The main strength of our study is the inclusion of all analgesic drug groups (acetaminophen, NSAID, opioid) in a large sample of unselected joint replacement patients. We included only primary joint replacements and only osteoarthritis as an indication for surgery. Other indications were excluded because, for example, patients with rheumatoid arthritis tend to have polyarticular involvement more often, which serves to hamper the analysis of the use of analgesic drugs. Patients with revision or other joint replacement during the follow-up period were excluded because the perioperative peak in the consumption of analgesic drugs related to the latter operation would have been a potentially confounding factor considering the analysis of postoperative analgesic use after index surgery. According to our previous analysis , 9–12 months after surgery appears to be a suitable time point for analyzing the level of postoperative analgesic use. Because the use patterns are similar after hip and knee replacement and also among different comorbid conditions, the materials could be analyzed as a whole to increase statistical power. All operations were performed in a single orthopedic hospital with standardized perioperative care, anesthesia, and analgesia. Medication data include all the prescribed medications that were dispensed in Finland. The presence of comorbidities was based on a nationwide Reimbursement Register that covers the most important comorbidities, although a clear limitation is that the register does not cover mental health problems other than psychotic disorders. However, we included the use of antidepressants in the adjusted model, along with several other possible confounders.
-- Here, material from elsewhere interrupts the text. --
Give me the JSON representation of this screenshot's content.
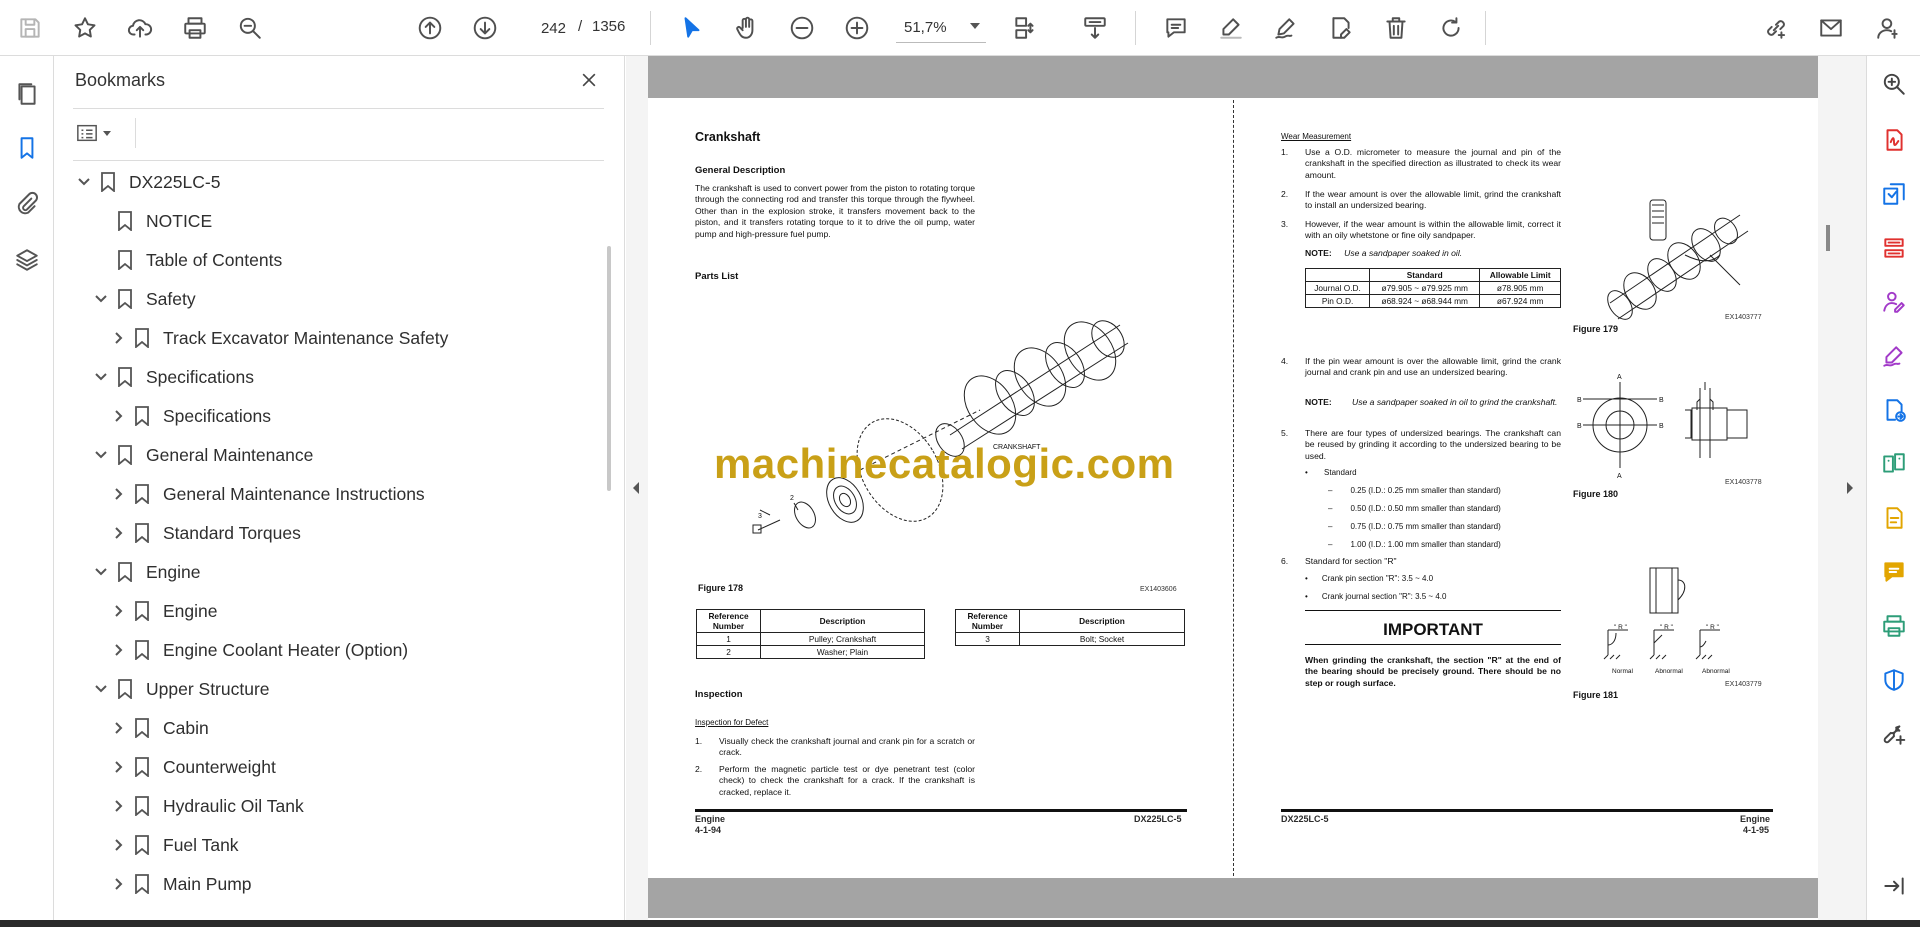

The limitations of the study include the lack of information on OTC drugs and the fact that in a register study based on redeemed prescriptions, it is not possible to find out the indication for the analgesic drug (index joint or other pain sites) nor whether the patient has taken the drug or not. For these reasons, the actual use of acetaminophen and NSAIDs (that are available OTC) might be higher than reported here, but it is unlikely that this would have affected the use patterns or associated factors. In the general population, higher analgesic use has been found on women, elderly, smokers, obese, and patients with chronic diseases or with several medications [30, 31, 37], which should be noted in the interpretation of the results since indication for the analgesic is not known. Although patients with major complications leading to revision were excluded, we were not able to analyze all postoperative complications. Moreover, preoperative pain, the intensity of pain, and the prevalence of persistent pain were not examined in this study.